“Deer don’t like daffodils,” Diffenderfer says. “You can also put aromatic herbs or vegetables such as garlic and chives, which reseeds itself. Pollinators love it and moles and voles rarely go near it because they don’t like the smell. Horseradish is like that, too. A lot of people also plant marigolds because they have a strong fragrance that is not necessarily pleasing to critters.
“It’s pretty cool now because we’re seeing a lot of edible landscaping going on,” she continues. “Borage is a wonderful annual for the garden because it reseeds itself. Its flowers are a beautiful purple-pink that you can freeze in ice cubes and add to punch. It’s also great for plant pollinators. It’s helpful for gardeners to think about blending vegetables with certain flowering plants together in the garden.”
Growth Opportunities
Resources abound in our state for those looking to expand their agricultural knowhow.

“I just adore the region we live in, the Mid-Atlantic, and the regions surrounding the Main Line, Chester County, and Philadelphia,” Olexy says. “One of the reasons is that we have such a great network of farm markets. Farm markets are a great place for people to learn what’s in season, and what high-quality vegetables should look like.”
For Milionis, well-established universities are a treasure trove of knowledge as well.
“I would say absolutely one of the very best places for anyone who is a gardener is their County Extension Office,” she says. “There are Master Gardener programs in each of the 67 counties in Pennsylvania. Extension offices provide very well-researched, science-based information on how to grow any berry, nut, fruit, vegetable, or native plant.
“In our state, Penn State University is our land-grant institution, something that dates back to President Abraham Lincoln,” Milionis continues. “By signing the Morrill Land Grant [College] Act of 1862, Lincoln established land-grant institutions in every state in the nation to provide sound, well-researched education and information on a number of topics, predominantly in agriculture and mechanical arts. That’s why I say with confidence that one of the best places to get good gardening information is Penn State Extension.”
In terms of when to plant, Milionis says typically peas and onions can go in the ground in late March. Brassicas such as kale, Brussels sprouts, cauliflower, and broccoli can follow, with tomatoes, peppers, squash, melons, and the like following those no earlier than May 15.
“We recommend people check their growing zone because the old adage is, ‘right plant, wrong place,’” Diffenderfer says. “You want to make sure the seeds you’re buying, or transplants or trees, have the best conditions for the growth of the plant.

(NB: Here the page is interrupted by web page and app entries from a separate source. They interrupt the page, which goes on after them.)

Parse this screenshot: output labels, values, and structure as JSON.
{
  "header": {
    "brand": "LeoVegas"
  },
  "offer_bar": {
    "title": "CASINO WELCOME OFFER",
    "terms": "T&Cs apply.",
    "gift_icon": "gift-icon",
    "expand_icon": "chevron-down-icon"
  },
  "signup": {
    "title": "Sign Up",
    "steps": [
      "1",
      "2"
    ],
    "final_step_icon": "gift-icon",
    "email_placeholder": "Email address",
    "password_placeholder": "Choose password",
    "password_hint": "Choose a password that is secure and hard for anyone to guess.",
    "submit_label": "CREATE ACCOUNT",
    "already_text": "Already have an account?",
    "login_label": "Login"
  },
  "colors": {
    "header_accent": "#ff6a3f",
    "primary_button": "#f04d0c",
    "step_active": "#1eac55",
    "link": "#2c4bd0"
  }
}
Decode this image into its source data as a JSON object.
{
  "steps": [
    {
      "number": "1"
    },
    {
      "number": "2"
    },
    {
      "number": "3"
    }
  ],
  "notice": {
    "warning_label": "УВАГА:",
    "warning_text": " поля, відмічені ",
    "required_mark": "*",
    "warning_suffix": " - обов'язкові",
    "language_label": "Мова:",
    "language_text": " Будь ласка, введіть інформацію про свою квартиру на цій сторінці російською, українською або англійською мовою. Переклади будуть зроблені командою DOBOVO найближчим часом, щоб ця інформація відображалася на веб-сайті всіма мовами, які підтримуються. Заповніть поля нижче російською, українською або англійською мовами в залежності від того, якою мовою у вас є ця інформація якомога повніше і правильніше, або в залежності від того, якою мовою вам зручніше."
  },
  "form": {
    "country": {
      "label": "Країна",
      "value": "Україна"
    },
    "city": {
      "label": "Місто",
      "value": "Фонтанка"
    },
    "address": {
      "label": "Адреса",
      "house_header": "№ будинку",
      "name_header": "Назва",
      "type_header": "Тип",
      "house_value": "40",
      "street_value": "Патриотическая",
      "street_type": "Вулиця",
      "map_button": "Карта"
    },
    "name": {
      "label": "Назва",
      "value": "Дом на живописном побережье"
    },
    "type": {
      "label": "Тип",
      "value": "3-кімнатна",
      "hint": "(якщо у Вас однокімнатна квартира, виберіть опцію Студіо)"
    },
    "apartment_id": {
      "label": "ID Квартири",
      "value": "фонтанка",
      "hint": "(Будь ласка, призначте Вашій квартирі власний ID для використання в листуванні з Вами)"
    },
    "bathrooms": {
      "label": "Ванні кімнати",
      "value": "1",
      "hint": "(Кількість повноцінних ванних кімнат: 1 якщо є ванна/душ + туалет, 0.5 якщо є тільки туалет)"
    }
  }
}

“Our last frost date in this area is typically May 15,” she continues. “You can push that by a little bit sometimes, but you really have to watch the weather forecast to make sure the air and soil temperatures are up to par.”
Cool weather crops can also be planted again in August and will grow “right through to the first heavy, killing frost,” according to Milionis.
“Farm eating isn’t just for summer or spring,” Olexy says. “All winter long we serve fresh mushrooms, cauliflower, sweet potatoes, potatoes, and turnips. You will see in my restaurants—you can be a locavore all year round.”
Photo courtesy of Tavola
Published (and copyrighted) in Suburban Life magazine, April 2023.